Wednesday, March 01, 2006

Puppy Love





In 1989 a puzzle deal just fell into my lap. I landed a Japanese agent through my friend, artist Michael Bedard. Bedard and I lived together for 7 years and we shared the same publisher but by this time we were just friends. During the 80's and into the early 90's Japanese agents were coming here and signing deals with artists for all kinds of amazing products. Bedard is originally from (Winsor, Ontario) and Stuart Moskowitz a well known Topanga artist and one of Michaels oldest friends both had good deals selling and licensing their work in Japan. Both of these artists have sold more posters and prints than probably any other artists. Michael did an animated ad campaign for Akai. He had a wonderful agent and introduced me, he liked my work and I signed on and got a major puzzle deal . The company that produced the puzzles, Yamakatsu really made a perfect product. Puzzles were super popular there! They were made replete with a board that folded and fit in the box (an ingenious design). You made the puzzle and could adhere it to the board with the glue and sponge that they provided. The highest quality materials were used, the printing was exceptional and they lifted portions of the image to decorate all four sides of the lid. They made a VW (Valerie Walsh) logo sticker for me that was added to the side of each box.

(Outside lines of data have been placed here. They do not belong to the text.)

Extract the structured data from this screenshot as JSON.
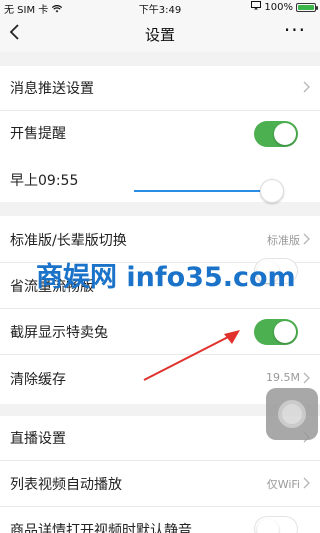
{
  "status_bar": {
    "carrier": "无 SIM 卡",
    "time": "下午3:49",
    "battery": "100%",
    "battery_level": 1.0
  },
  "nav": {
    "title": "设置",
    "more": "···"
  },
  "settings": {
    "push": {
      "label": "消息推送设置"
    },
    "sale_reminder": {
      "label": "开售提醒",
      "enabled": true
    },
    "reminder_time": {
      "label": "早上09:55",
      "slider_level": 0.93
    },
    "version_switch": {
      "label": "标准版/长辈版切换",
      "value": "标准版"
    },
    "data_saving": {
      "label": "省流量流畅版",
      "enabled": false
    },
    "screenshot_sale": {
      "label": "截屏显示特卖兔",
      "enabled": true
    },
    "clear_cache": {
      "label": "清除缓存",
      "value": "19.5M"
    },
    "live": {
      "label": "直播设置"
    },
    "autoplay": {
      "label": "列表视频自动播放",
      "value": "仅WiFi"
    },
    "mute_video": {
      "label": "商品详情打开视频时默认静音",
      "enabled": false
    }
  },
  "watermark": "商娱网 info35.com",
  "colors": {
    "toggle_on": "#4caf50",
    "slider_track": "#2b8ce6",
    "watermark": "#1a73c9",
    "annotation_arrow": "#e0312c"
  }
}
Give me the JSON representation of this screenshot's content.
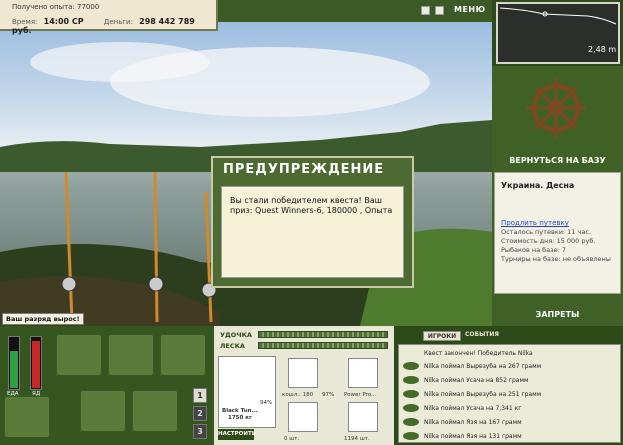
{
  "header": {
    "experience": "Получено опыта: 77000",
    "time_label": "Время:",
    "time_value": "14:00 CP",
    "money_label": "Деньги:",
    "money_value": "298 442 789 руб.",
    "menu_label": "МЕНЮ"
  },
  "map": {
    "depth": "2,48 m"
  },
  "right_panel": {
    "back_to_base": "ВЕРНУТЬСЯ НА БАЗУ",
    "location": "Украина. Десна",
    "extend_link": "Продлить путевку",
    "trip_left": "Осталось путевки: 11 час.",
    "day_cost": "Стоимость дня: 15 000 руб.",
    "fishers": "Рыбаков на базе: 7",
    "tournaments": "Турниры на базе: не объявлены",
    "bans": "ЗАПРЕТЫ"
  },
  "dialog": {
    "title": "ПРЕДУПРЕЖДЕНИЕ",
    "message": "Вы стали победителем квеста! Ваш приз: Quest Winners-6, 180000 , Опыта"
  },
  "rank_badge": "Ваш разряд вырос!",
  "meters": {
    "food": "ЕДА",
    "health": "ЯД",
    "food_level": 0.72,
    "health_level": 0.9
  },
  "inventory": {
    "pages": [
      "1",
      "2",
      "3"
    ]
  },
  "rod_panel": {
    "rod_label": "УДОЧКА",
    "line_label": "ЛЕСКА",
    "rod_name": "Black Tun...",
    "rod_weight": "1750 кг",
    "rod_percent": "94%",
    "reel_caption": "кошл.: 180",
    "reel_percent": "97%",
    "bait_caption": "Power Pro...",
    "hook_caption": "0 шт.",
    "lure_caption": "1194 шт.",
    "setup_button": "НАСТРОИТЬ"
  },
  "chat": {
    "tab_players": "ИГРОКИ",
    "tab_events": "СОБЫТИЯ",
    "quest_line": "Квест закончен! Победитель Nilka",
    "events": [
      "Nilka поймал Вырезуба на 267 грамм",
      "Nilka поймал Усача на 852 грамм",
      "Nilka поймал Вырезуба на 251 грамм",
      "Nilka поймал Усача на 7,341 кг",
      "Nilka поймал Язя на 167 грамм",
      "Nilka поймал Язя на 131 грамм"
    ]
  },
  "colors": {
    "accent": "#3f6125",
    "panel": "#f3f1e6"
  }
}
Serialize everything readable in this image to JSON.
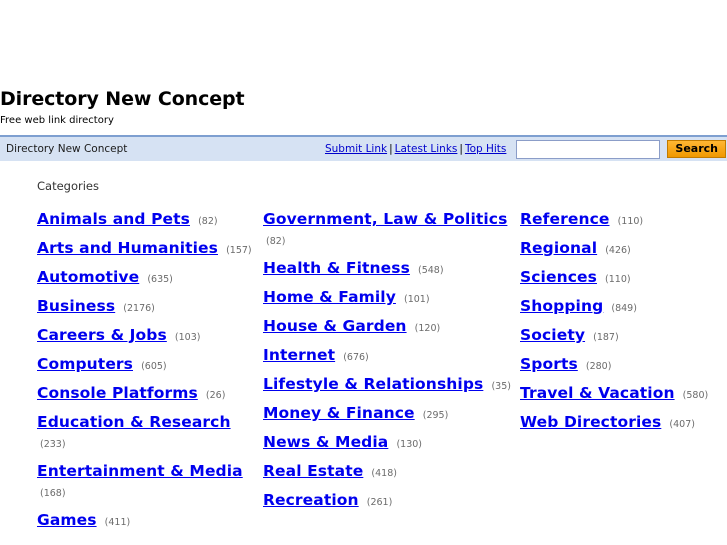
{
  "site": {
    "title": "Directory New Concept",
    "tagline": "Free web link directory"
  },
  "nav": {
    "breadcrumb": "Directory New Concept",
    "links": [
      {
        "label": "Submit Link"
      },
      {
        "label": "Latest Links"
      },
      {
        "label": "Top Hits"
      }
    ],
    "separator": "|",
    "search": {
      "value": "",
      "placeholder": "",
      "button_label": "Search"
    }
  },
  "main": {
    "section_label": "Categories",
    "columns": [
      {
        "items": [
          {
            "name": "Animals and Pets",
            "count": "(82)"
          },
          {
            "name": "Arts and Humanities",
            "count": "(157)"
          },
          {
            "name": "Automotive",
            "count": "(635)"
          },
          {
            "name": "Business",
            "count": "(2176)"
          },
          {
            "name": "Careers & Jobs",
            "count": "(103)"
          },
          {
            "name": "Computers",
            "count": "(605)"
          },
          {
            "name": "Console Platforms",
            "count": "(26)"
          },
          {
            "name": "Education & Research",
            "count": "(233)"
          },
          {
            "name": "Entertainment & Media",
            "count": "(168)"
          },
          {
            "name": "Games",
            "count": "(411)"
          }
        ]
      },
      {
        "items": [
          {
            "name": "Government, Law & Politics",
            "count": "(82)"
          },
          {
            "name": "Health & Fitness",
            "count": "(548)"
          },
          {
            "name": "Home & Family",
            "count": "(101)"
          },
          {
            "name": "House & Garden",
            "count": "(120)"
          },
          {
            "name": "Internet",
            "count": "(676)"
          },
          {
            "name": "Lifestyle & Relationships",
            "count": "(35)"
          },
          {
            "name": "Money & Finance",
            "count": "(295)"
          },
          {
            "name": "News & Media",
            "count": "(130)"
          },
          {
            "name": "Real Estate",
            "count": "(418)"
          },
          {
            "name": "Recreation",
            "count": "(261)"
          }
        ]
      },
      {
        "items": [
          {
            "name": "Reference",
            "count": "(110)"
          },
          {
            "name": "Regional",
            "count": "(426)"
          },
          {
            "name": "Sciences",
            "count": "(110)"
          },
          {
            "name": "Shopping",
            "count": "(849)"
          },
          {
            "name": "Society",
            "count": "(187)"
          },
          {
            "name": "Sports",
            "count": "(280)"
          },
          {
            "name": "Travel & Vacation",
            "count": "(580)"
          },
          {
            "name": "Web Directories",
            "count": "(407)"
          }
        ]
      }
    ]
  },
  "colors": {
    "link": "#0000ee",
    "navbar_bg": "#d6e2f3",
    "navbar_border": "#7e9fd0",
    "button_bg": "#f5a623",
    "count_text": "#6b6b6b"
  }
}
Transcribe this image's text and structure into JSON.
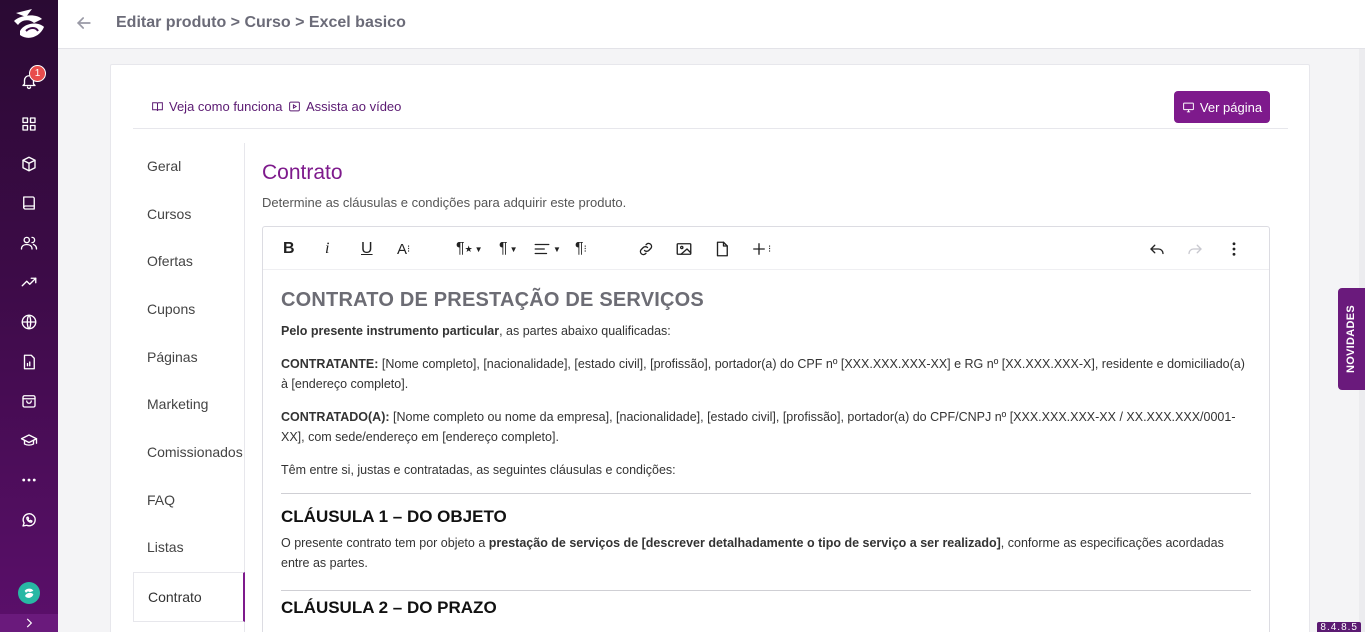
{
  "topbar": {
    "breadcrumb": "Editar produto > Curso > Excel basico"
  },
  "rail": {
    "notification_count": "1",
    "icons": [
      "bell-icon",
      "grid-icon",
      "box-icon",
      "book-icon",
      "users-icon",
      "trending-icon",
      "globe-icon",
      "report-icon",
      "bag-icon",
      "graduation-icon",
      "more-icon",
      "whatsapp-icon"
    ]
  },
  "helpbar": {
    "how_it_works": "Veja como funciona",
    "watch_video": "Assista ao vídeo",
    "view_page": "Ver página"
  },
  "side_menu": {
    "items": [
      "Geral",
      "Cursos",
      "Ofertas",
      "Cupons",
      "Páginas",
      "Marketing",
      "Comissionados",
      "FAQ",
      "Listas",
      "Contrato"
    ],
    "active": "Contrato"
  },
  "section": {
    "title": "Contrato",
    "subtitle": "Determine as cláusulas e condições para adquirir este produto."
  },
  "editor": {
    "doc": {
      "heading": "CONTRATO DE PRESTAÇÃO DE SERVIÇOS",
      "intro_bold": "Pelo presente instrumento particular",
      "intro_rest": ", as partes abaixo qualificadas:",
      "contratante_label": "CONTRATANTE:",
      "contratante_text": " [Nome completo], [nacionalidade], [estado civil], [profissão], portador(a) do CPF nº [XXX.XXX.XXX-XX] e RG nº [XX.XXX.XXX-X], residente e domiciliado(a) à [endereço completo].",
      "contratado_label": "CONTRATADO(A):",
      "contratado_text": " [Nome completo ou nome da empresa], [nacionalidade], [estado civil], [profissão], portador(a) do CPF/CNPJ nº [XXX.XXX.XXX-XX / XX.XXX.XXX/0001-XX], com sede/endereço em [endereço completo].",
      "agreement": "Têm entre si, justas e contratadas, as seguintes cláusulas e condições:",
      "clause1_title": "CLÁUSULA 1 – DO OBJETO",
      "clause1_pre": "O presente contrato tem por objeto a ",
      "clause1_bold": "prestação de serviços de [descrever detalhadamente o tipo de serviço a ser realizado]",
      "clause1_post": ", conforme as especificações acordadas entre as partes.",
      "clause2_title": "CLÁUSULA 2 – DO PRAZO"
    }
  },
  "novidades_label": "NOVIDADES",
  "version": "8.4.8.5",
  "colors": {
    "brand": "#7e1a8c",
    "rail": "#3d0b48"
  }
}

My puzzles became very popular so they did several runs. One reason people liked them was they were difficult to put together, also they are 1000 pieces. I always have a lot of sky and open space in my paintings and that contributes to the degree of difficulty, which is what you want with puzzles. Collectors would hang them on their walls and then on to the next puzzle. The best part was they used my existing work! That rarely happens for me, usually I have to create something for the project or collector. They really didn't understand some of the sayings like "Puppy Love" and if you will notice the picture is a little naughty so it was cute that they chose that image. They also used Five o' clock, Strumpeter, and After Midnite. It makes for such a nice business experience when a commercial product is treated like a piece of art.

13 comments:

andrea said...

I like that you take us into a world (design) that few of us have experience in. It's a real education for me! I was originally planning to study graphic design but ended up in a university fine arts programme instead. Not a very wise economic move! I can see how your work would make difficult puzzles. Those unbroken stretches of colour that make for such strong design would make for an excrutiatingly challenging puzzle!

HARDWAX said...

Intricate and complicated, I can certainly understand that, but wow the end product would be grand, must have been exciting and satisfying to have some of your creations put in a form that so many people could access, and puzzles, the nature of them, gives a very intimate knowledge into your work.

Janet said...

I checked in, hoping for one of your interesting "between Illo Fri" posts.I enjoy these so much;as Andrea said,"It's a real education" for me also!My mom loves doing puzzles and you're right...those big blue skies make for difficult puzzles!

Majeak Ann said...

wow..WONDERFUL Valerie..and congratulations! sure is fun..and a precious time to spend while put it all together!
My grandma collects puzzles..she is soo good at that!!

Brian the Mennonite said...

My seven year old son, Micah, was looking over my shoulder as I was reading your post. He just said that if that was a real house, he would visit there. I'm not so sure he would like to tackle a 1000 piece puzzle, however. That sounds like a Christmas day project for Joyce's mom and her four sisters.

"Maggie" said...

Valerie,

It's so great to read your posts and so interesting when you talk about the jobs you have taken. I love the pink house in "Puppy Love". What a great opportunity to have it made into a puzzle. I have done many a puzzle in my time and with my children. We later glued them and mounted them on their walls. Such a fun project. Thank you for your comments and support. Now what are two gals like us doing home on a Friday night reading blogs??? :)

Rayne said...

This is really cool. I never thought about the people who were behind the puzzles. Just kind of took it for granted that the puzzles were there and that was that. Interesting what goes on behind it. I really like the picture by the way. I love odd houses and stuctures.

Michelle said...

What a fantastic picture, a great puzzle too!

Andrea said...

wow! what a great idea. congratulations!

AscenderRisesAbove said...

How did this pink puppy house escape me previously?? Wonderful - but then I havent seen anything that is less then wonderful.

Congratulations!

Collin said...

Fantastic painting! Your buildings are always so creative. I think it would be awesome to design puzzles. I wish I was involved in some part of the gaming industry. Board games, card games, or puzzles. Are your puzzles still made?

LDahl said...

Hey pal, I really think the crooked pink house is most fun... and then the naughty doggie(!!!)too funny. I can really see why this would be popular in Japan, it is perfect!

piero said...

indeed beautiful